Two of the people I know personally have turned their volunteer work at the same nonprofit into paid employment, and at least one of them met their future boss while volunteering for a different group.
It could be beneficial to seek any professional opportunities, regardless of whether or not they lead to full-time employment.
In my community, boards of neighborhood associations often turn to consultants with whom members of the board already have positive working connections when they need assistance with long-term planning, accounting, or legal services.
There is nothing unethical about the technique, and it is obviously useful for consultants with strong connections, as long as any specific consultant is the best person for the job at hand and is not limited by ethical conflicts.
5. Acquiring Physical and Mental Health Advantages
This is supported by credible scientific evidence: Volunteering can improve your health in a number of ways, including by providing you with a regular opportunity to get some exercise and meet new people. Volunteers were found to have lower rates of depression symptoms in a large European study compared to those who did not engage in volunteer work.
High blood pressure was linked to volunteer work in an analysis of older persons conducted by Carnegie Mellon. Those who volunteered a minimum of 200 hours in the previous year had a lower risk of developing hypertension compared to those who volunteered less frequently or didn’t volunteer at all.
More so than lonely initiatives like my research summaries, volunteer options that foster social connection, such as chairing a parent group at your kid’s school or helping on a Habitat for Humanity home build, are likely to boost mental health. Physical health is more likely to improve in the context of more physically demanding activities, such as the Habitat for Humanity construction.

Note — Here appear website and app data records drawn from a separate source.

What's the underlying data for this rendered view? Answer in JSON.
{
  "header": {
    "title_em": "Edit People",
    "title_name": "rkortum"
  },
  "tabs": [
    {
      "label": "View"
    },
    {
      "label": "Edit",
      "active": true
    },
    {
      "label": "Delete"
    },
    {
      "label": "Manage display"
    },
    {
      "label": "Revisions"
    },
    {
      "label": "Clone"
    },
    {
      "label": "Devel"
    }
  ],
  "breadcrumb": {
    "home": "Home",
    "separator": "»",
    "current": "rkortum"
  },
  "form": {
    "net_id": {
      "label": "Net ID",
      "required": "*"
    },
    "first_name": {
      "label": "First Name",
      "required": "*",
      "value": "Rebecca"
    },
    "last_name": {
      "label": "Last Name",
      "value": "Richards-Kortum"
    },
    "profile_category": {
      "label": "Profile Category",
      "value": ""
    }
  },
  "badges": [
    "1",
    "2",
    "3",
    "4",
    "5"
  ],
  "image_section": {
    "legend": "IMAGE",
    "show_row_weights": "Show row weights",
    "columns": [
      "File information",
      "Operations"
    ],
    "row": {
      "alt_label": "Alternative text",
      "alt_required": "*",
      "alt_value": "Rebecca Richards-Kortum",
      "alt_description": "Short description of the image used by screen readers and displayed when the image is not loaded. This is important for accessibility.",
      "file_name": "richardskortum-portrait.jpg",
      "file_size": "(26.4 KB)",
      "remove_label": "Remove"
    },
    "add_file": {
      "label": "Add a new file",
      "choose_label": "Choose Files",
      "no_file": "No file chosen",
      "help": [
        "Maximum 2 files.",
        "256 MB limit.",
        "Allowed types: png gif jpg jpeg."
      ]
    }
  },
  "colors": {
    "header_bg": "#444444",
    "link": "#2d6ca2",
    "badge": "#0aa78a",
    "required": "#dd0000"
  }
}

However, I must caution you Altruism was revealed to be a predictor of mortality risk in a study conducted on the Wisconsin Longitudinal Survey in 2012.
A lower mortality rate was seen among study participants who volunteered out of altruism compared to those whose motivations were less altruistic across the four-year study period. It’s worth noticing, however, the reason is unclear. Be sure your motivations are sound if you hope to see positive health effects from your volunteer work.
6. Achieving Personal Satisfaction
Some volunteers value the social side more than the health benefits, but this is only one example of how people’s definitions of personal fulfillment can vary widely. Others find solace in helping those less fortunate or making a concrete difference in their communities.
Others try to find meaning in life by serving others. This is especially true with older volunteers who are either partially or fully retired, as well as those who are temporarily unemployed.
Motivated volunteers may uncover dormant skills or personality traits that prove useful in other contexts, boosting their confidence and even opening up new opportunities for personal or professional growth.
I don’t give out nearly as much of my time as I should to charity. Even when I was doing a lot of volunteer work, it never amounted to more than a few hours a week. Because of my new responsibilities as a father, I haven’t been able to make any significant efforts to help others.
These days, rather than donning a uniform and heading out into the field on behalf of a cause I care about, I am much more inclined to make a tiny financial contribution.
Nonetheless, I do believe that I have contributed to my community through my volunteer work over the years. I’ve served on the board of a community group that works to improve the lives of the city’s most disadvantaged residents, taught English to newly arrived refugees, and maintained a network of hiking trails. When I consider my hard work, I feel proud.
It’s not necessary to sacrifice a great deal of your time or skills in order to help others. It doesn’t matter how much time you can devote; even an hour a week will help.